**TASK DESCRIPTION:** Scan the records for the string "aron" and copy every line that holds it.

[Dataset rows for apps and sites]
════════════════════
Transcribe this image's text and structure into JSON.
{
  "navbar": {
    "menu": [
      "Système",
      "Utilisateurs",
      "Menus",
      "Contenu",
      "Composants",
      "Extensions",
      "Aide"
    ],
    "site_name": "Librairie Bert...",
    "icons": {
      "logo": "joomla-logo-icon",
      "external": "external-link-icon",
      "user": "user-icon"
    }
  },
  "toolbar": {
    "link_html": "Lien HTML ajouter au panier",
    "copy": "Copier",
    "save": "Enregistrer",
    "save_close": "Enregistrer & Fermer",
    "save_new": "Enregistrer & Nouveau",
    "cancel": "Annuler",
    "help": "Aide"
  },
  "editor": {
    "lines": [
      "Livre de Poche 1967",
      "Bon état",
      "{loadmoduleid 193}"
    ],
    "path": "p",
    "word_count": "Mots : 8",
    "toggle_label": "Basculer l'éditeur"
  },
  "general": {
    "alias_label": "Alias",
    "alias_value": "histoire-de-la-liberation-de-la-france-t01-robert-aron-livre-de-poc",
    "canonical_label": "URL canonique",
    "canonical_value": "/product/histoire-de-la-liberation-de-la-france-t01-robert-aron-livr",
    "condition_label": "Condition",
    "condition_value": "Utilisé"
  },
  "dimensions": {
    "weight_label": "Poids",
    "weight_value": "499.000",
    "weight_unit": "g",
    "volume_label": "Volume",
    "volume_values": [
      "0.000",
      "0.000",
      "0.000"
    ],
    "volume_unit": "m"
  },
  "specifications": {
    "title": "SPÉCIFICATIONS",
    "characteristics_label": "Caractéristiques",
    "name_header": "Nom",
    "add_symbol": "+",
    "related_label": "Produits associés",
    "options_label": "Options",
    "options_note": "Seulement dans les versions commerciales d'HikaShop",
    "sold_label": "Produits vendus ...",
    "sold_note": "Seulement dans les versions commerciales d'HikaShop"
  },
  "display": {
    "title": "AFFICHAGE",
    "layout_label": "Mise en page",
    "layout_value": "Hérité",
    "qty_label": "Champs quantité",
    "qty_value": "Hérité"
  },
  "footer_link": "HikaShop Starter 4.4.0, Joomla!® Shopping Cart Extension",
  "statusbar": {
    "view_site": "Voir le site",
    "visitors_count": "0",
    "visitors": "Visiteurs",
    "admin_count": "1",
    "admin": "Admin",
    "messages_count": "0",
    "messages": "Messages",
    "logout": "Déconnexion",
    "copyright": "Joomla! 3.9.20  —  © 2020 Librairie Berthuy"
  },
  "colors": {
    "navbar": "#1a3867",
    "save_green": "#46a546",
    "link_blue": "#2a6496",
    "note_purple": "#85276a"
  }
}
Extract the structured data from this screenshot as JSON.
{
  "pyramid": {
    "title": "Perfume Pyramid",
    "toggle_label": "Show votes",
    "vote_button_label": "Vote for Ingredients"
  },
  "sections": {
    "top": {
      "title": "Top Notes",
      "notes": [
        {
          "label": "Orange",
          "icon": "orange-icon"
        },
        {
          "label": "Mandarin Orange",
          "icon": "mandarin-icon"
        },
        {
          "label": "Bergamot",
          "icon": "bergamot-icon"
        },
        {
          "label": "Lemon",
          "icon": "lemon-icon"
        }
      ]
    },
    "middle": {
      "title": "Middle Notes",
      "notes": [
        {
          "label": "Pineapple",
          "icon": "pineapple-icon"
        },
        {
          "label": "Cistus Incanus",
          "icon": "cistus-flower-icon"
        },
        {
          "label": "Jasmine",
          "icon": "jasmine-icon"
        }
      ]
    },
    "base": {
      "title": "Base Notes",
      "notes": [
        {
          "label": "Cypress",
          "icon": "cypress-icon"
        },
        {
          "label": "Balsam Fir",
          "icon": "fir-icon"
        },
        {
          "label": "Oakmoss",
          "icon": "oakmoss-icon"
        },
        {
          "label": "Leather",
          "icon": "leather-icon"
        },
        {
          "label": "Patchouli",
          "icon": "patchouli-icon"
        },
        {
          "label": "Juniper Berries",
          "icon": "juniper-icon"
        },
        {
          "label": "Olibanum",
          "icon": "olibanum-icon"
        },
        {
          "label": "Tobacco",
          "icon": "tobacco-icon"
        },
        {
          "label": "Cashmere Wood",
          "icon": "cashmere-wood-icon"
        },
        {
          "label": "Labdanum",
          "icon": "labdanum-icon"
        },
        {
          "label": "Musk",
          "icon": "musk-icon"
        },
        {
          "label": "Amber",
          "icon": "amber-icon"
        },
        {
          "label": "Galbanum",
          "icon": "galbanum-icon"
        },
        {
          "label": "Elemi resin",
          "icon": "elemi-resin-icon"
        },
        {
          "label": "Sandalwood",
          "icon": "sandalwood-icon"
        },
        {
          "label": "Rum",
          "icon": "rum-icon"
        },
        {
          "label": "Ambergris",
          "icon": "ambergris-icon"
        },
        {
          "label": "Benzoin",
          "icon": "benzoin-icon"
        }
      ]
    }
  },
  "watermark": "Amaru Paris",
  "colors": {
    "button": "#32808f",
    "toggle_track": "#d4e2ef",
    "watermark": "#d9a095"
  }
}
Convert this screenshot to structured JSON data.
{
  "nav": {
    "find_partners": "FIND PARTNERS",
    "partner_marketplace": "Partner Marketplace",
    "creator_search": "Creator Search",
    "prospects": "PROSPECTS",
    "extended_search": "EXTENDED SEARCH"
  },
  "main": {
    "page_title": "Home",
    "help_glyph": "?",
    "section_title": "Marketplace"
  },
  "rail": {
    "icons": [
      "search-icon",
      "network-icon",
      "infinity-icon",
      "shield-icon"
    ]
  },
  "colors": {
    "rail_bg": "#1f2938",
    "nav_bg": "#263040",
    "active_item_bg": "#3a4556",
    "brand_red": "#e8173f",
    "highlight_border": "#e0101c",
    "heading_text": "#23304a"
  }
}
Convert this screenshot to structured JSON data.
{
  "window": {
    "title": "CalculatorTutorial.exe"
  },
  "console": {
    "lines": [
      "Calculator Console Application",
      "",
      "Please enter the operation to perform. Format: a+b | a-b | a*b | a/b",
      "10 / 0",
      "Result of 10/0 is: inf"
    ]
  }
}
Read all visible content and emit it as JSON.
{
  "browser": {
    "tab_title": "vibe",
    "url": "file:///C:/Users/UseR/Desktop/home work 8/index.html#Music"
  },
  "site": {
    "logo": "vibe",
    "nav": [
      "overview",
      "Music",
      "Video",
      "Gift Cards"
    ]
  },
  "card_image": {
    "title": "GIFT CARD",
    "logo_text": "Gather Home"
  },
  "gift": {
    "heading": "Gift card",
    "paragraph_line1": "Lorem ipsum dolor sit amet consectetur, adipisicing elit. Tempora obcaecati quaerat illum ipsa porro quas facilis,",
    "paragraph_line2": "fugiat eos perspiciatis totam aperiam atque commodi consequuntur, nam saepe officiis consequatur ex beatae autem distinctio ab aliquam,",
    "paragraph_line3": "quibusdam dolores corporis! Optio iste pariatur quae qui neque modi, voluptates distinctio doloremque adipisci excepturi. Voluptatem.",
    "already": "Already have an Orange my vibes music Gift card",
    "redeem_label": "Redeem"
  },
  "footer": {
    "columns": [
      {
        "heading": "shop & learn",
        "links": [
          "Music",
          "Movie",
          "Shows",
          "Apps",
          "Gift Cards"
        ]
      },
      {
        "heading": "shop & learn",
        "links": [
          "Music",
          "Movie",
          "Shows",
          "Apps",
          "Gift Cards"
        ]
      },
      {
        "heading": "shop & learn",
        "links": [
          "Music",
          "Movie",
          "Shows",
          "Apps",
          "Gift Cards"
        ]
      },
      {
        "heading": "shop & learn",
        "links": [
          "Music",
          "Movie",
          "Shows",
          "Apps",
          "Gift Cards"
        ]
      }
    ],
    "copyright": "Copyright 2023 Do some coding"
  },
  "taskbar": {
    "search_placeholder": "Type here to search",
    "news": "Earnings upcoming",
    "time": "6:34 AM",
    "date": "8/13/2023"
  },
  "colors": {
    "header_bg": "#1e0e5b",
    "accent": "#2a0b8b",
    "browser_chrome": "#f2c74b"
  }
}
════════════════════
**OUTPUT BELOW:**
    "alias_value": "histoire-de-la-liberation-de-la-france-t01-robert-aron-livre-de-poc",
    "canonical_value": "/product/histoire-de-la-liberation-de-la-france-t01-robert-aron-livr",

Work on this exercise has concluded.